## Entries shown
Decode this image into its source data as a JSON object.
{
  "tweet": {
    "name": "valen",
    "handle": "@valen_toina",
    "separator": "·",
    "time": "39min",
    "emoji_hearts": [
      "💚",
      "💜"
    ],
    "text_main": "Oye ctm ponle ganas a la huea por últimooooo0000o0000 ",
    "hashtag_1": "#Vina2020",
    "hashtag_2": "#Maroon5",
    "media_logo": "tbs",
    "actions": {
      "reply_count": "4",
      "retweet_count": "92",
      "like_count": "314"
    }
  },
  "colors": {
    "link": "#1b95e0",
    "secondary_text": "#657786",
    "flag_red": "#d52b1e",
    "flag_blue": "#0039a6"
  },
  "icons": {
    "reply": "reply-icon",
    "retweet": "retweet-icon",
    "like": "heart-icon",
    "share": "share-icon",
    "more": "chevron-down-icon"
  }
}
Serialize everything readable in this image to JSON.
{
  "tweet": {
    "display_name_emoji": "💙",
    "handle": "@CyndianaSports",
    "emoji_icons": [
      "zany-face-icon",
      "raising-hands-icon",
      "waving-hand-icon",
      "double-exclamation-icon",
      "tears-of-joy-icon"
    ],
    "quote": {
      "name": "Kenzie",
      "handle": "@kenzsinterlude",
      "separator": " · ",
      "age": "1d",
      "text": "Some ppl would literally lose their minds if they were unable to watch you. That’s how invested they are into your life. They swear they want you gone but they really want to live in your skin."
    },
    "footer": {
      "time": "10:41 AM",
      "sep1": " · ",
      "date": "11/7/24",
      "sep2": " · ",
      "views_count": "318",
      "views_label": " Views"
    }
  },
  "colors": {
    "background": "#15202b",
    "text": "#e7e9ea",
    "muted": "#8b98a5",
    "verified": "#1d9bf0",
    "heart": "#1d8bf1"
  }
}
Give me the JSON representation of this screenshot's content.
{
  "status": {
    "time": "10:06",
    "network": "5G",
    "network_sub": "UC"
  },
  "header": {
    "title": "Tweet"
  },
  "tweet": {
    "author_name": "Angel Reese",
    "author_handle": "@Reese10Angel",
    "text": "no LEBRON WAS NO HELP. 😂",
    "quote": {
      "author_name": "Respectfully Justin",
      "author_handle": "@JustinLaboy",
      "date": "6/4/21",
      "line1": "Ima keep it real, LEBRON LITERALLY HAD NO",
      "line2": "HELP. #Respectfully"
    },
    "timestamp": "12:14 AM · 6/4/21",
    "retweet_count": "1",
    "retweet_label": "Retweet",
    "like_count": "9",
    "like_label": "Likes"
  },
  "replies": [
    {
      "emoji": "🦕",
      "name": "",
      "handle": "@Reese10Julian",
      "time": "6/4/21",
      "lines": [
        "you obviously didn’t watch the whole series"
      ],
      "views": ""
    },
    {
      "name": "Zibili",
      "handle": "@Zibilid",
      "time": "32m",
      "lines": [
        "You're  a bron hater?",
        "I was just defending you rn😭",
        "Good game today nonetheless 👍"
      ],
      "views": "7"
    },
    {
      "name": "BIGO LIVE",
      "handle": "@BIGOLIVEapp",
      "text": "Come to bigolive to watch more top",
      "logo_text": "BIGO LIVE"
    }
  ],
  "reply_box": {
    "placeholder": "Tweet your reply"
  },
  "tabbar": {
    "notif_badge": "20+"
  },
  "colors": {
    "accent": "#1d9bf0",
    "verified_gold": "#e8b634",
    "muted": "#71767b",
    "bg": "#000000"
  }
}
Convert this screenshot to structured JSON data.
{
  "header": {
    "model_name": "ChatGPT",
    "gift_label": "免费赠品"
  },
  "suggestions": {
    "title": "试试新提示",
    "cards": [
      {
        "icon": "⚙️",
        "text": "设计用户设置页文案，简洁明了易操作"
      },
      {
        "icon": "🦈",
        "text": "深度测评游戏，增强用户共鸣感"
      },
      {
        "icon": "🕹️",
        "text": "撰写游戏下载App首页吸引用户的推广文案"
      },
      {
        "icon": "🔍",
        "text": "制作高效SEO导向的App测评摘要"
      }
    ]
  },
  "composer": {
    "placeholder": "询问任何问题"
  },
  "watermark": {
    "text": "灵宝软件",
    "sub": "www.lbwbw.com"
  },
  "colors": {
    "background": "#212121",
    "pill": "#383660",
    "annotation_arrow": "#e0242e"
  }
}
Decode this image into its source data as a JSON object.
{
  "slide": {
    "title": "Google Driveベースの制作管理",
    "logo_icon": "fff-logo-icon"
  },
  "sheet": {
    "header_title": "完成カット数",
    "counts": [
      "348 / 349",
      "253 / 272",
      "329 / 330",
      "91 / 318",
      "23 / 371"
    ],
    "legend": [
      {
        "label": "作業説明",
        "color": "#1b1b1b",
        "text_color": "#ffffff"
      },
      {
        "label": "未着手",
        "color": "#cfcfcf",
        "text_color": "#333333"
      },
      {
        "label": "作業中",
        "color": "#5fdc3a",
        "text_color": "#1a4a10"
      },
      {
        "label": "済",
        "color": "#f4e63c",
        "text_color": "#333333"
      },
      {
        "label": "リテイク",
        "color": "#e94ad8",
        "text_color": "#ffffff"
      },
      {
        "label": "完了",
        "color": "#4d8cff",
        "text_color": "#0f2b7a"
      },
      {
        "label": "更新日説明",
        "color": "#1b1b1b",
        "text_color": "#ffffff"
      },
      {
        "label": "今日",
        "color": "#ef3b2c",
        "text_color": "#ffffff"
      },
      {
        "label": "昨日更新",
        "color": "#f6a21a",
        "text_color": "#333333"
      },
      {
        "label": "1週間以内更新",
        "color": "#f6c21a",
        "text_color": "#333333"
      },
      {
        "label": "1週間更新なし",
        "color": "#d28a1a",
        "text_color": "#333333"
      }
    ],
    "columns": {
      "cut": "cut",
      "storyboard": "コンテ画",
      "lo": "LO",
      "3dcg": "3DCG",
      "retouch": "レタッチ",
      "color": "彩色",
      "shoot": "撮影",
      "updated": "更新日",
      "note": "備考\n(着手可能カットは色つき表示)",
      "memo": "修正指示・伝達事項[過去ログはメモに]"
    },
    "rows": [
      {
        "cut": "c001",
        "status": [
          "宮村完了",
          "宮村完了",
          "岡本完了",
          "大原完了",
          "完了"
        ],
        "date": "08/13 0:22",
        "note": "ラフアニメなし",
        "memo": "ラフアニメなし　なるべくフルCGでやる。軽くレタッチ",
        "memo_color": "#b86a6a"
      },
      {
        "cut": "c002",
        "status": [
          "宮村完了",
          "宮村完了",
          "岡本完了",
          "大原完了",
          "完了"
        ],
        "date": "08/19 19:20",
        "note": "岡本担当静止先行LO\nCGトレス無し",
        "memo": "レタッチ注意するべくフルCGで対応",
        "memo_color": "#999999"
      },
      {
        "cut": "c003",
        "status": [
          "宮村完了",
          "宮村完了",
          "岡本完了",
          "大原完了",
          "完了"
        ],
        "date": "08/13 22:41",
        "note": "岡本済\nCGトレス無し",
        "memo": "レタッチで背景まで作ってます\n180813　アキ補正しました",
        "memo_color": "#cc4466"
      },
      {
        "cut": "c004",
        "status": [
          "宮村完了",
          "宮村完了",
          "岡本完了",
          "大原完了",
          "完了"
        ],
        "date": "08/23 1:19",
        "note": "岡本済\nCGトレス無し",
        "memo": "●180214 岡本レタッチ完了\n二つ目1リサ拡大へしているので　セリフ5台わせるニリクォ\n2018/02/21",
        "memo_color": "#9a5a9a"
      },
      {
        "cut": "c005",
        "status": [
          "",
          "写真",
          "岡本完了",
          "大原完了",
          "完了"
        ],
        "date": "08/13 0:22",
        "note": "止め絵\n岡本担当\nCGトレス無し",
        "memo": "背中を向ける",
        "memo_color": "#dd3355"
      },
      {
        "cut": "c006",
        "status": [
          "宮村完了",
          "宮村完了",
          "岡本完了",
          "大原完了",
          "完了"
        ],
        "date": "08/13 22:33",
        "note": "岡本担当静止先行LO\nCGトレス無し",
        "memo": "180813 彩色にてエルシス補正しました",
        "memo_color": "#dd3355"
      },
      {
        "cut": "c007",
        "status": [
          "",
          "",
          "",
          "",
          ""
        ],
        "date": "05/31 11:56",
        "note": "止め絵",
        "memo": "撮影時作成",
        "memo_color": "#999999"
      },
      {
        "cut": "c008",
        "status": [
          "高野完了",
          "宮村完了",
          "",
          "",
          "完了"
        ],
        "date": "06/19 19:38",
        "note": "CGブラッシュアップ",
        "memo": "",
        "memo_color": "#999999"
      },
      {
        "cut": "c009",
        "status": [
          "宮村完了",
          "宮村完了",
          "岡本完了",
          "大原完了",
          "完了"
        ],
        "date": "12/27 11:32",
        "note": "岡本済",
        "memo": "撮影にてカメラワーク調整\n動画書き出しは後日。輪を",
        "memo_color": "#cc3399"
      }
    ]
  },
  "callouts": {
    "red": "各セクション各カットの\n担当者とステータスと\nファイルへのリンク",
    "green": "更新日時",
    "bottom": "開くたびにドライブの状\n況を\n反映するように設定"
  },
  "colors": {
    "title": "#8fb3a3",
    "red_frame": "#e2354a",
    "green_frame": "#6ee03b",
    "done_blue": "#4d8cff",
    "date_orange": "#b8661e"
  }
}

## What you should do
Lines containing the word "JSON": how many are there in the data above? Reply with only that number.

## Exercise response
5